Many of the works highlighted in the exhibition De Wind is Op! were produced at the height of the Dutch Golden Age during the 17th century, one of the most culturally and economically lucrative eras in Dutch history. A period of well-documented dramatic climate variations, now known as the Little Ice Age, coincided perfectly with the Golden Age. The Little Ice Age was marked by dramatic and sometimes devastating fluctuations in weather and ocean currents. The Dutch capacity to innovate, as well as their natural geographic position helped them adapt, whereas the Little Ice Age had dire consequences for other societies around the world. The Dutch became a dominant superpower in all things maritime and were a political entity without precedence. The art world followed, shifting from the religious to the secular, and towards celebrating national and mercantile achievements rather than royalty.

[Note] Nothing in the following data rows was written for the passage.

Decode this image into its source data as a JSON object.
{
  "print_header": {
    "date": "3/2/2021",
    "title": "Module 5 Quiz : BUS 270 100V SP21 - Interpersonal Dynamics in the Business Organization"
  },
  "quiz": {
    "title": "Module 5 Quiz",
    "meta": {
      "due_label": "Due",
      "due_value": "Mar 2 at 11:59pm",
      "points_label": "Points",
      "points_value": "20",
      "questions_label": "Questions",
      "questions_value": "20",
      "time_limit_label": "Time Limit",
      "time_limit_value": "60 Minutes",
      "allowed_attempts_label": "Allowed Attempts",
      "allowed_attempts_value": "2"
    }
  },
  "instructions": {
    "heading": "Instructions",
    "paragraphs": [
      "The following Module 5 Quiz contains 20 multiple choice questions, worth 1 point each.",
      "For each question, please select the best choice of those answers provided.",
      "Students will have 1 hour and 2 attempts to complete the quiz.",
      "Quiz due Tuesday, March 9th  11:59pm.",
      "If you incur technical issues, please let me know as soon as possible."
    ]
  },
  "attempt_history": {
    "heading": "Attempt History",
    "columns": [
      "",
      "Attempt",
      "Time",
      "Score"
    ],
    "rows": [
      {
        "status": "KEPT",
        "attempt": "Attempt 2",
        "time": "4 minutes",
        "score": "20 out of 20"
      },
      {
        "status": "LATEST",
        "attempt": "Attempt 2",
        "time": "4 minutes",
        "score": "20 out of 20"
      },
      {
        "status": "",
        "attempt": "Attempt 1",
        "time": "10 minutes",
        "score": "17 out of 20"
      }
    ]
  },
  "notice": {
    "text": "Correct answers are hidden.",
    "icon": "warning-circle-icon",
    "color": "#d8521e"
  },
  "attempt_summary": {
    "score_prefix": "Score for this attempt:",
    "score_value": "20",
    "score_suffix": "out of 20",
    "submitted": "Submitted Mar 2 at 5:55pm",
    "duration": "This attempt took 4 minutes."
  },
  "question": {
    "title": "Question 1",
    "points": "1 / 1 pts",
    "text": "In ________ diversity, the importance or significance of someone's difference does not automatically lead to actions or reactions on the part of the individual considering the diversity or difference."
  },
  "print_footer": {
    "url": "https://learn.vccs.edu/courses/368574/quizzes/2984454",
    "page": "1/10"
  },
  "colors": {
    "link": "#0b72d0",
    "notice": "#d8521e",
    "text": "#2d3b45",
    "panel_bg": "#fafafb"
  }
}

De Wind is Op! Climate, Culture and Innovation in Dutch Maritime Painting is on view at the New Bedford Whaling Museum until summer 2020.

Media and Images Contact
Gayle Hargreaves
Marketing Manager
New Bedford Whaling Museum
ghargreaves@whalingmuseum.org
508-997-0046 Ext. 139


About the New Bedford Whaling Museum
The New Bedford Whaling Museum is the world's most comprehensive museum devoted to the global story of human interaction with whales through time, and the history and culture of the South Coast region. The cornerstone of New Bedford Whaling National Historical Park, the Museum is located at 18 Johnny Cake Hill in the heart of the city's historic downtown. Museum hours: January through March, Tuesday – Saturday 9 a.m. – 4 p.m. and Sunday 11 a.m. – 4 p.m.; April through December, daily from 9 a.m. to 5 p.m. The Museum is open until 8 p.m. every second Thursday of the month. Closed on Thanksgiving, Christmas and New Year’s Day.  Admission is: Free for Museum members and children aged three and under; adults $17, seniors (65+) $15, students (19+) $10, child and youth $7. For more information, visit www.whalingmuseum.org.

 

Caption: The PDP Monogrammist, Ships and Whales in a Tempest. Oil on wooden panel, c. 1595. Fully conserved in 2017 with support from the Rose Lamb Gifford Fund and the Uriel Conservation fund.

PDP-Monogrammist-Dutch-painting